Professor Schofield said that while modern medicine has become the first bastion for new research, the awareness of all this research is not getting to the public and the people in the health system: “The world has changed so much. With so much information available now on the Internet, everyone has access to medical information. Even 30 years ago, this wasn’t the case – you had to be part of the medical profession to get access to all of the latest information. When I did my study in 1995 you had to go to the library to get the information I needed,” he added.

“But the medical profession still think they’re living in the same world,” he said, explaining this means they haven’t adopted the latest research and so they’re not able to give their patients the benefit of this research and improve the treatment they’re getting.

Celebrity authors and lone rangers are left to inform everyone

Professor Schofield said the current state of the public health system ultimately means a much more integrative approach to health is lost. But he added this doesn’t mean the latest information about health is not being promoted but it’s now left to others to bring this information forward such as celebrity authors like Dr Mosley.

Dr Mosley wrote the best-selling book called The 5.2 Fast Diet six years ago and it’s been a best-seller ever since. His current book, the fast 800 has been the No. 1 Bestseller in the Australian, New Zealand and UK market for some time. Both of these books guide people in how to use fasting and a low-carb diet to lose weight and achieve long-term good health.

The question Professor Schofield would like answered is: “Why are these major changes in public health often instigated by celebrity authors and not by the medical profession themselves? It’s left to the ‘lone rangers’ of the world to get the message out there but the medical profession should be part of this more and that way they’d be an active part of our public health system.”

You can see Professor Grant Schofield giving his presentation titled: Is there a place for low carb and fasting in public health nutrition? at the ACNEM Conference called Evolving Landscapes of Nutrition in Medicine in Melbourne from May 24 – 26th.

Professor Grant Schofield is a Professor of Public Health and the Director of the Human Potential Centre at AUT at Auckland University of Technology. Professor Schofield researched and teaches in the areas of wellbeing and chronic disease prevention, especially reducing the risk and eventual mortality and morbidity from obesity, cardiovascular disease and diabetes.

Professor Schofield has co-authored several best-selling books in the What the Fat? Series. He’s also part of a new startup called Prekure (Prevention is cure) which aims to help health professional upskill in the latest knowledge and application of lifestyle medicine.

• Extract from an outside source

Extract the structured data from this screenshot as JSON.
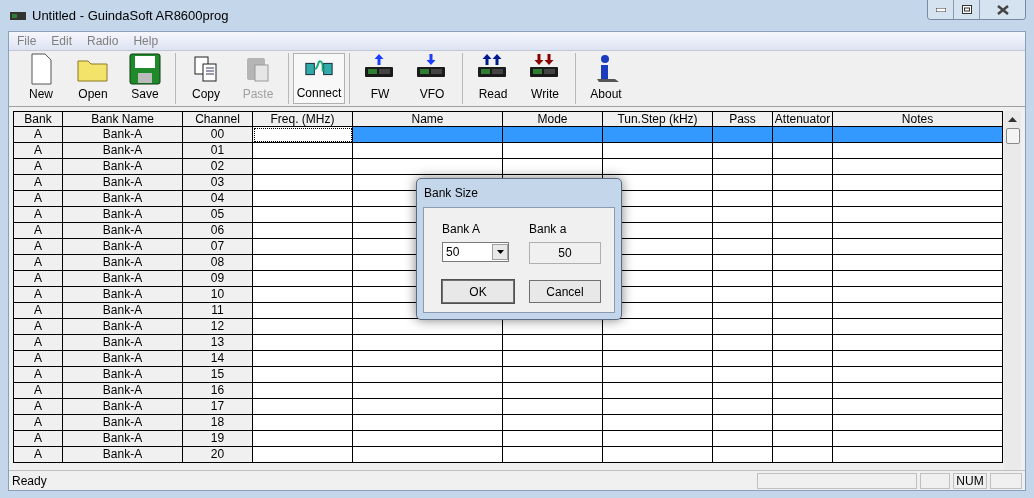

Professor Schofield actively lives his areas of expertise and has competed in elite sport including professional triathlons and over 20 Ironman events including the Hawaii Ironman Triathlon World Championships in 1995 and 1997.